## Prompt
Across all the records, filter for lines with the word "name" and copy them.

## Dataset records
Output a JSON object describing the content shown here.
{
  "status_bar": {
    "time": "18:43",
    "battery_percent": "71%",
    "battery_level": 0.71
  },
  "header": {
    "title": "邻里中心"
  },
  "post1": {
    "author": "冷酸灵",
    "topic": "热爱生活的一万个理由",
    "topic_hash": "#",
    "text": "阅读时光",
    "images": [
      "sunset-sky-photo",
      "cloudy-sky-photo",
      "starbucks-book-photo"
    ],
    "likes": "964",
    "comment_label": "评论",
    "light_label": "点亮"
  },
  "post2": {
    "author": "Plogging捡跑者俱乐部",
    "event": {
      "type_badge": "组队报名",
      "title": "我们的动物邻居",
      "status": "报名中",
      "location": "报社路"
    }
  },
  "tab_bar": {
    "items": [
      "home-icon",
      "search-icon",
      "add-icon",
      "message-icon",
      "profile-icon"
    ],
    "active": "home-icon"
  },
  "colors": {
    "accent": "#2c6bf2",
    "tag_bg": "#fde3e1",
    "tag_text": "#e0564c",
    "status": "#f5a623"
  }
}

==

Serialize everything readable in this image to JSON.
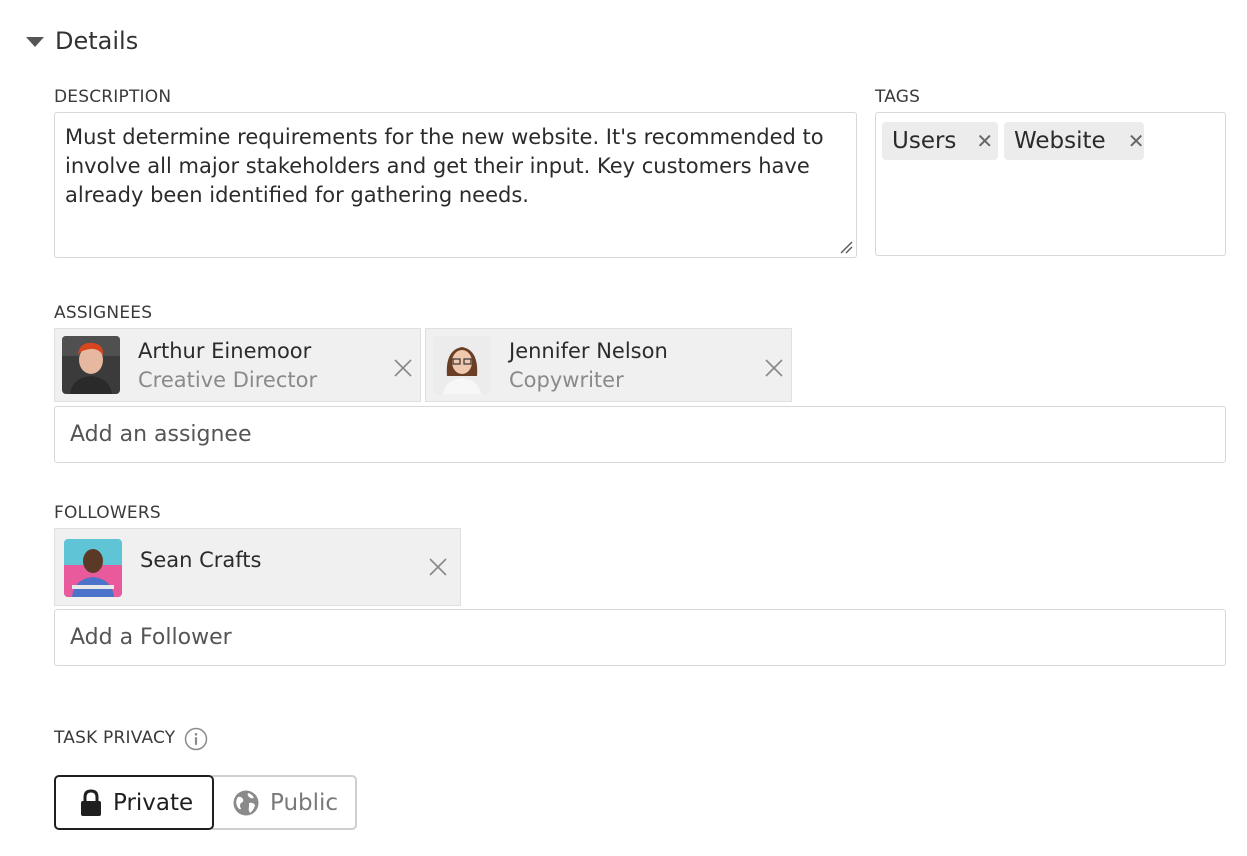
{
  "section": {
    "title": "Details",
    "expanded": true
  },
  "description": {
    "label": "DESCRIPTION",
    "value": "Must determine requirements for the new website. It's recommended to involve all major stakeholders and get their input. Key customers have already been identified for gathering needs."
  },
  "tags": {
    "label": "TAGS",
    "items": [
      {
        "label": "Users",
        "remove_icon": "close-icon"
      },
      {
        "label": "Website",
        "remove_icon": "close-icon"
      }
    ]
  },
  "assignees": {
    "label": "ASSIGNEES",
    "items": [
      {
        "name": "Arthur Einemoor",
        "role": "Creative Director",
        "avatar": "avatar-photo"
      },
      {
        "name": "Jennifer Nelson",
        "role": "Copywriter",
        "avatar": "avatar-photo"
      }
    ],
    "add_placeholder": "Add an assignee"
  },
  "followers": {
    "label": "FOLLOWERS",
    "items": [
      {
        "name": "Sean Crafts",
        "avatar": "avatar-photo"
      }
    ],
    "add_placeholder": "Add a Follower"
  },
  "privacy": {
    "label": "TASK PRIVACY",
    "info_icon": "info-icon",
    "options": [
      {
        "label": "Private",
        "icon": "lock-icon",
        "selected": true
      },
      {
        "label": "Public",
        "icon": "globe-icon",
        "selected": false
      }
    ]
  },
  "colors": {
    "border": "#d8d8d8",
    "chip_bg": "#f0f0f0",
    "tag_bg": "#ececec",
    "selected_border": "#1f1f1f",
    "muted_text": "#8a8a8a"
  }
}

## Exercise output
        "name": "Arthur Einemoor",
        "name": "Jennifer Nelson",
        "name": "Sean Crafts",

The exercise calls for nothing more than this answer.